Three weeks with PPI
by Catherine Cain, February 27, 2014
Over the month of January, I worked full-time with the Prison Policy Initiative for three consecutive weeks. As an undergraduate sophomore studying comparative politics at Smith College, this nonprofit granted me skills that exceeded my expectations and any of my previous experiences with research.
Before working with PPI I had been building a potential passion for prison justice. In my prior work with the legal department at El Sol Neighborhood Resource Center, I became more aware of racial profiling and its effect on immigrant communities. That same summer the Trayvon Martin case sparked protests against Stand Your Ground laws. I delved into documentaries, such as The House I Live In, and flipped through The New Jim Crow as I began to think about these issues within the context of mass incarceration. Although I had become engaged in these issues, I had not yet developed an agenda to act upon this interest.
As soon as I heard about the Prison Policy Initiative, I got in contact with a friend interning with them. I browsed their website and was impressed by their presence on social media pages. I did not have a strong idea what prison gerrymandering was before coming across the Prison Policy Initiative, but I quickly found videos of Executive Director Peter Wagner explaining this and other concepts central to this nonprofit’s mission.

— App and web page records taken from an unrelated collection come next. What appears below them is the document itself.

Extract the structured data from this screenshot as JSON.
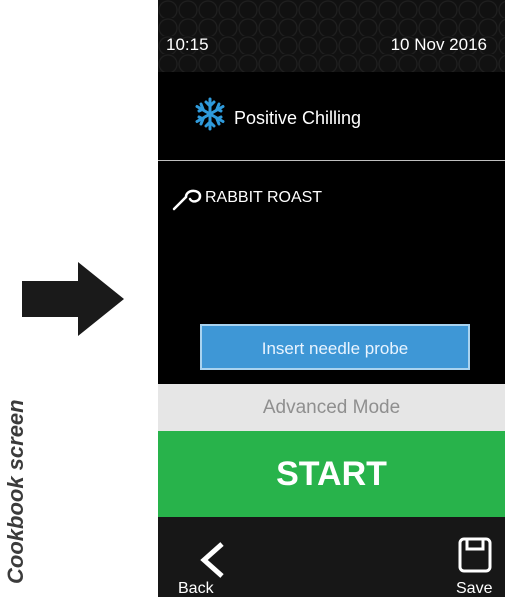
{
  "caption": "Cookbook screen",
  "status": {
    "time": "10:15",
    "date": "10 Nov 2016"
  },
  "mode": {
    "label": "Positive Chilling",
    "icon": "snowflake-icon",
    "icon_color": "#2f9bdc"
  },
  "recipe": {
    "name": "RABBIT ROAST",
    "icon": "probe-hook-icon"
  },
  "buttons": {
    "insert_probe": "Insert needle probe",
    "advanced_mode": "Advanced Mode",
    "start": "START",
    "back": "Back",
    "save": "Save"
  },
  "colors": {
    "start_bg": "#28b34b",
    "insert_bg": "#3e97d6",
    "advanced_bg": "#e6e6e6",
    "screen_bg": "#000000"
  }
}
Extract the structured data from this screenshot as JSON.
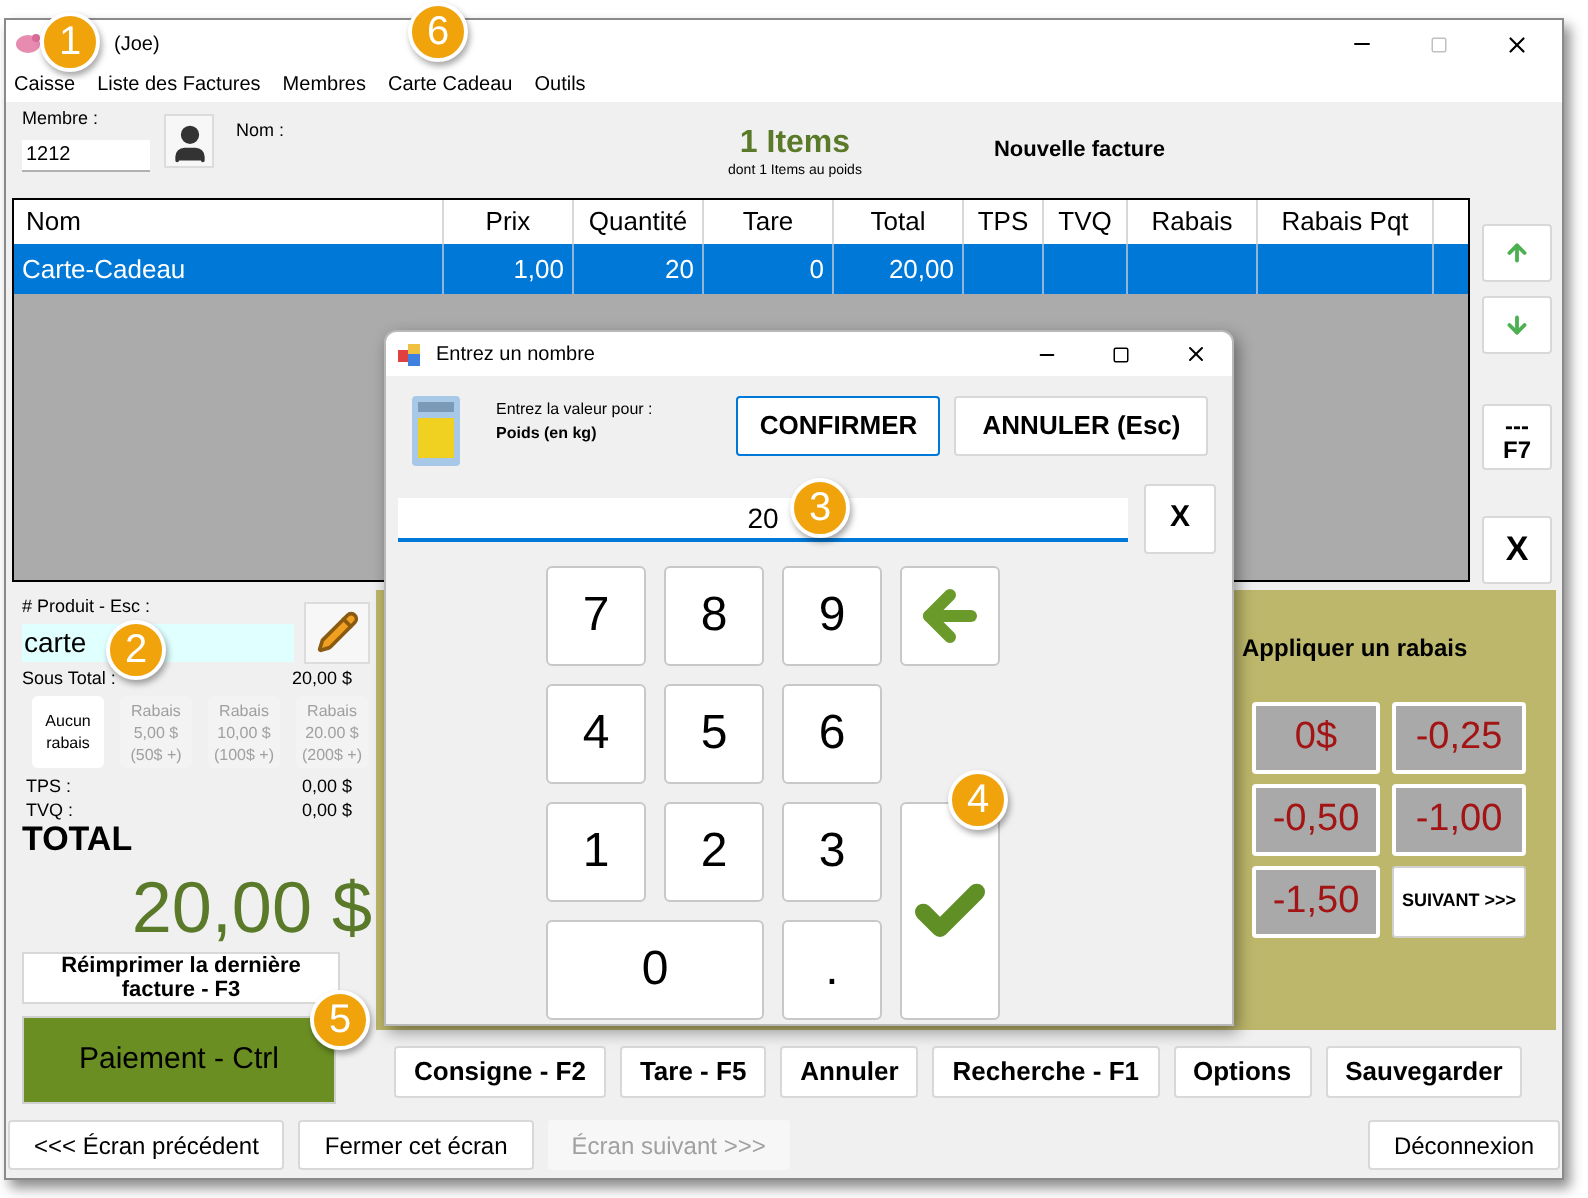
{
  "window": {
    "title": "(Joe)"
  },
  "menu": [
    "Caisse",
    "Liste des Factures",
    "Membres",
    "Carte Cadeau",
    "Outils"
  ],
  "member": {
    "label": "Membre :",
    "value": "1212",
    "name_label": "Nom :"
  },
  "summary": {
    "count": "1 Items",
    "detail": "dont 1 Items au poids",
    "invoice": "Nouvelle facture"
  },
  "table": {
    "columns": [
      "Nom",
      "Prix",
      "Quantité",
      "Tare",
      "Total",
      "TPS",
      "TVQ",
      "Rabais",
      "Rabais Pqt"
    ],
    "rows": [
      {
        "selected": true,
        "cells": [
          "Carte-Cadeau",
          "1,00",
          "20",
          "0",
          "20,00"
        ]
      }
    ]
  },
  "side_buttons": [
    {
      "kind": "up"
    },
    {
      "kind": "down"
    },
    {
      "kind": "text",
      "lines": [
        "---",
        "F7"
      ]
    },
    {
      "kind": "text",
      "lines": [
        "X"
      ]
    }
  ],
  "product": {
    "label": "# Produit - Esc :",
    "value": "carte"
  },
  "subtotal": {
    "label": "Sous Total :",
    "value": "20,00 $"
  },
  "discounts": [
    {
      "lines": [
        "Aucun",
        "rabais"
      ],
      "disabled": false
    },
    {
      "lines": [
        "Rabais",
        "5,00 $",
        "(50$ +)"
      ],
      "disabled": true
    },
    {
      "lines": [
        "Rabais",
        "10,00 $",
        "(100$ +)"
      ],
      "disabled": true
    },
    {
      "lines": [
        "Rabais",
        "20.00 $",
        "(200$ +)"
      ],
      "disabled": true
    }
  ],
  "taxes": [
    {
      "label": "TPS :",
      "value": "0,00 $"
    },
    {
      "label": "TVQ :",
      "value": "0,00 $"
    }
  ],
  "total": {
    "label": "TOTAL",
    "value": "20,00 $"
  },
  "reprint": "Réimprimer la dernière facture - F3",
  "payment": "Paiement - Ctrl",
  "rabais_panel": {
    "title": "Appliquer un rabais",
    "buttons": [
      {
        "kind": "amount",
        "label": "0$"
      },
      {
        "kind": "amount",
        "label": "-0,25"
      },
      {
        "kind": "amount",
        "label": "-0,50"
      },
      {
        "kind": "amount",
        "label": "-1,00"
      },
      {
        "kind": "amount",
        "label": "-1,50"
      },
      {
        "kind": "next",
        "label": "SUIVANT >>>"
      }
    ]
  },
  "actions": [
    "Consigne - F2",
    "Tare - F5",
    "Annuler",
    "Recherche - F1",
    "Options",
    "Sauvegarder"
  ],
  "nav": [
    {
      "label": "<<< Écran précédent",
      "disabled": false
    },
    {
      "label": "Fermer cet écran",
      "disabled": false
    },
    {
      "label": "Écran suivant >>>",
      "disabled": true
    },
    {
      "label": "Déconnexion",
      "disabled": false
    }
  ],
  "dialog": {
    "title": "Entrez un nombre",
    "prompt": "Entrez la valeur pour :",
    "field_name": "Poids (en kg)",
    "confirm": "CONFIRMER",
    "cancel": "ANNULER (Esc)",
    "value": "20",
    "clear": "X",
    "keypad": [
      [
        {
          "kind": "digit",
          "label": "7"
        },
        {
          "kind": "digit",
          "label": "8"
        },
        {
          "kind": "digit",
          "label": "9"
        },
        {
          "kind": "back"
        }
      ],
      [
        {
          "kind": "digit",
          "label": "4"
        },
        {
          "kind": "digit",
          "label": "5"
        },
        {
          "kind": "digit",
          "label": "6"
        }
      ],
      [
        {
          "kind": "digit",
          "label": "1"
        },
        {
          "kind": "digit",
          "label": "2"
        },
        {
          "kind": "digit",
          "label": "3"
        },
        {
          "kind": "enter"
        }
      ],
      [
        {
          "kind": "wide",
          "label": "0"
        },
        {
          "kind": "digit",
          "label": "."
        }
      ]
    ]
  },
  "callouts": [
    "1",
    "2",
    "3",
    "4",
    "5",
    "6"
  ]
}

My first project was creating a state legislator outreach database. Our goal was to find state legislators that have passed “progressive” bills relating to PPI’s efforts in order to have them as a contact regarding these issues in the future. Through this project I became more fluent in the bill-making process. While I understood that the War on Drugs and related legislation significantly contribute to the United States’ alarmingly high incarceration rate, I also became familiar with bills addressing mental health of incarcerated people, lowering the size of drug free zones, repealing mandatory minimum sentences, decriminalizing marijuana and other “soft” drugs, and requiring racial impact statements.
By individualizing each letter, the initiative could quickly connect with the legislator. The last thing we wanted was to spam them with generic pages of information because it would simply waste both the legislator’s and our time. I was surprised at how much thought went into the legislator’s response on behalf of Peter and Leah, who guided me through this project. At the end of my time with PPI, we sealed 200 customized letters and sent them to their respective offices.
My second project with the Prison Policy Initiative was crosschecking their internal Locator database against census data to ensure that correctional institution populations match up. Locator files are organized by state, giving the incarcerated population for census blocks and matching these blocks to specific facilities. This is essential to PPI’s work for identifying and addressing circumstances of gerrymandering.
So how do you find prisons? State and Federal facilities are much easier to find online than local facilities (i.e. county jails). Florida’s Department of Corrections actually has great and up-to-date information on their state and local facilities. These were extremely useful when matching up incarcerated populations. Apart from the Locator tool, the Initiative has extensive resources that allow you to look at facilities for each state through Google Earth and Google Maps among other excellent features.
Most of the research I did at PPI used tools to navigate raw data with rather than swimming through secondary sources, as I had been used to within my academic endeavors. Although this intimidated me at first, I received tremendous support from the staff at PPI.
Throughout my time here, I continuously felt like an equal — intellectually and on a personal level. For example, since I am focusing on comparative politics in my studies, I was asked to give feedback on an upcoming project on international incarceration rates. First of all, I thought this was a great idea to publish on the website. But I was really pleased that my opinion was so valued by a strong non-profit like PPI. This sentiment did not fade throughout my time here.
At some point, every staff member at PPI pulled me aside to show me what they’re working on. I read letters from incarcerated people who came across the Prison Policy Initiative, was asked for feedback on an upcoming presentation, and was introduced to Peter Wagner’s favorite books about American criminal justice system. Even on my last day of work, I was encouraged to chime in on conversations about PPI’s next moves.